Please ensure Javascript is enabled for purposes of website accessibility Advocating for mandatory reporting - Impact on Urban Health
alt=

Childhood obesity

Advocating for mandatory reporting

We are working with The Food Foundation to advocate for the Government to introduce mandatory reporting for food companies.

Partner: The Food Foundation 

Funding amount: £42,888 

Duration: 8 months 

Programme: Childhood obesity 

 

What we are doing together

We are working with The Food Foundation, a charity fighting for healthier, more sustainable food systems, and investment managers Rathbone Greenbank, to galvanise investors to advocate for the Government to introduce mandatory reporting for food companies on their health and sustainability sales data.  

Investors represent a commercial voice that can credibly articulate how businesses not acting on health is a risk, both for individual companies and the wider economy – and conversely – that embracing health and sustainability can bring economic opportunities. 

We believe that a greater prioritisation of health and sustainability is more likely if businesses are held publicly accountable for the results of their actions, particularly by their investors. Our 2020 report with Collaboration for Healthier Lives concluded that this transparency is essential if companies are to decouple overall sales growth from the sale of unhealthy products.  

Mandatory reporting is one of the recommendations made in the National Food Strategy  for all food companies with more than 250 employees – including retailers, manufacturers, restaurants, caterers and online ordering platforms.
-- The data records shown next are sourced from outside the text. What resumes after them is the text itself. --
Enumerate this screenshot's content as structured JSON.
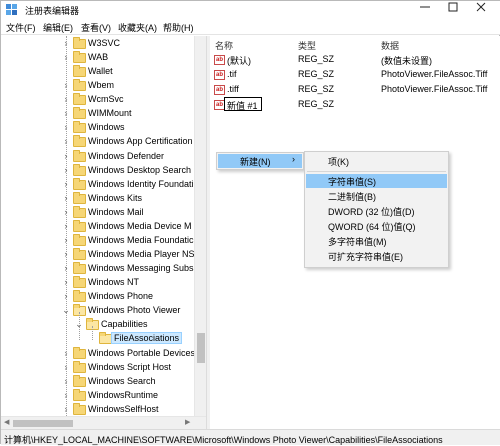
{
  "window": {
    "title": "注册表编辑器"
  },
  "menu": [
    "文件(F)",
    "编辑(E)",
    "查看(V)",
    "收藏夹(A)",
    "帮助(H)"
  ],
  "tree": {
    "items": [
      {
        "label": "W3SVC",
        "state": "collapsed"
      },
      {
        "label": "WAB",
        "state": "collapsed"
      },
      {
        "label": "Wallet",
        "state": "none"
      },
      {
        "label": "Wbem",
        "state": "collapsed"
      },
      {
        "label": "WcmSvc",
        "state": "collapsed"
      },
      {
        "label": "WIMMount",
        "state": "collapsed"
      },
      {
        "label": "Windows",
        "state": "collapsed"
      },
      {
        "label": "Windows App Certification",
        "state": "collapsed"
      },
      {
        "label": "Windows Defender",
        "state": "collapsed"
      },
      {
        "label": "Windows Desktop Search",
        "state": "collapsed"
      },
      {
        "label": "Windows Identity Foundati",
        "state": "collapsed"
      },
      {
        "label": "Windows Kits",
        "state": "collapsed"
      },
      {
        "label": "Windows Mail",
        "state": "collapsed"
      },
      {
        "label": "Windows Media Device M",
        "state": "collapsed"
      },
      {
        "label": "Windows Media Foundatic",
        "state": "collapsed"
      },
      {
        "label": "Windows Media Player NS",
        "state": "collapsed"
      },
      {
        "label": "Windows Messaging Subs",
        "state": "collapsed"
      },
      {
        "label": "Windows NT",
        "state": "collapsed"
      },
      {
        "label": "Windows Phone",
        "state": "collapsed"
      },
      {
        "label": "Windows Photo Viewer",
        "state": "expanded"
      },
      {
        "label": "Capabilities",
        "state": "expanded",
        "level": 1
      },
      {
        "label": "FileAssociations",
        "state": "none",
        "level": 2,
        "selected": true
      },
      {
        "label": "Windows Portable Devices",
        "state": "collapsed"
      },
      {
        "label": "Windows Script Host",
        "state": "collapsed"
      },
      {
        "label": "Windows Search",
        "state": "collapsed"
      },
      {
        "label": "WindowsRuntime",
        "state": "collapsed"
      },
      {
        "label": "WindowsSelfHost",
        "state": "collapsed"
      }
    ]
  },
  "list": {
    "columns": [
      "名称",
      "类型",
      "数据"
    ],
    "rows": [
      {
        "name": "(默认)",
        "type": "REG_SZ",
        "data": "(数值未设置)"
      },
      {
        "name": ".tif",
        "type": "REG_SZ",
        "data": "PhotoViewer.FileAssoc.Tiff"
      },
      {
        "name": ".tiff",
        "type": "REG_SZ",
        "data": "PhotoViewer.FileAssoc.Tiff"
      },
      {
        "name": "新值 #1",
        "type": "REG_SZ",
        "data": ""
      }
    ]
  },
  "context_menu": {
    "label": "新建(N)",
    "arrow": "›"
  },
  "submenu": {
    "items": [
      "项(K)",
      "字符串值(S)",
      "二进制值(B)",
      "DWORD (32 位)值(D)",
      "QWORD (64 位)值(Q)",
      "多字符串值(M)",
      "可扩充字符串值(E)"
    ],
    "highlighted": 1
  },
  "status": "计算机\\HKEY_LOCAL_MACHINE\\SOFTWARE\\Microsoft\\Windows Photo Viewer\\Capabilities\\FileAssociations",
  "icons": {
    "value": "ab-string-icon",
    "folder": "folder-icon"
  },
  "colors": {
    "selection": "#91c9f7",
    "folder": "#f6d676"
  }
}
Alongside metrics for food waste and sustainability credentials of animal sourced foods in supply chains, the data to be reported on would include: 

  • Sales of food and drink high in fat, sugar or salt (HFSS) 
  • Sales of fruit and vegetables 
  • Sales of protein by type (meat, dairy, fish, plant or alternative protein) and origin 

Mandatory reporting would make this commitment trackable, ensuring that food companies are held to account in a government mandated framework, and that their work to promote healthier products is transparent. This is also important for food businesses outside the supermarket sector, such as manufacturers, restaurants, and online food ordering platforms that currently lag behind when it comes to disclosure of how much healthy versus unhealthy food they sell.  

The government is due to publish its White Paper response to the National Food Strategy in Spring 2022, and we are leveraging the voice of major investors to contribute to the weight of evidence and support for new reporting legislation. This includes lobbying government directly and developing relationships with key departments such as the Department for Environment, Food and Rural Affairs (DEFRA). 

We also work with Access to Nutrition Initiative and Share Action’s Healthy Markets [https://accesstonutrition.org/project/atni-shareaction/] investor coalitions to engage food businesses to improve the availability of healthy, affordable food. Together we’ve worked to persuade five of the largest food retailers, covering 60% of the UK grocery market, to report on their sales of non-HFSS products and commit to increasing sales of healthier products. 

Aims of the partnership

The ultimate aim of our work together is for children and families living on lower incomes to have greater access to nutritious food, rather than be flooded by the cheapest and least healthy options every time they shop.  

If targets set for promoting and producing healthier food options are met, this will significantly increase the affordability and accessibility of nutritious food and make it easier for families to live a healthy lifestyle.  

Connection to our strategy

One of our strategic aims is to make nationwide food policies healthier, and to ensure everyone, no matter what they earn and where they live can get affordable nutritious food. Among the ways we can do this is by working with a wide coalition of stakeholders, from investors to retailers and manufacturers to influence the important role they play in the nation’s diet. 

Part of this comes through advocating for new government policies around reporting, and an acknowledgement that the issues that food industry face are complex and require us all to work together to ultimately improve the nation’s health.  

Policies like mandatory reporting help to create creating a level playing field that will help investors and consumers to reward the most responsible businesses and improve food in schools, shops, and food outlets in our neighbourhoods. Well-designed regulation on what businesses must report can also help their process of build long-term thinking and strategies on health and sustainability into their business models.   

While mandatory reporting is just one piece of the puzzle, a change in policy could have far-reaching effects, and emphasize to industry and to the public, that a healthy diet is important for individuals and society as a whole.  

“Our partnership has meant we are able to dedicate the time and resources needed to kick-start an investor coalition to engage with government on food policy, while also benefitting from Impact on Urban Health’s expertise in the sector.   

“A channel through which investors can collectively engage with food policy is one of the big gaps we wanted to fill with this project. This has led to the initial development of a longer-term strategy for influencing investors and policy makers in the UK and internationally.” 

Will Nicholson, Project Lead for Plating Up Progress at The Food Foundation 

More about the Food Foundation

Find out more about the Food Foundation by visiting their website

Visit the Food Foundation's website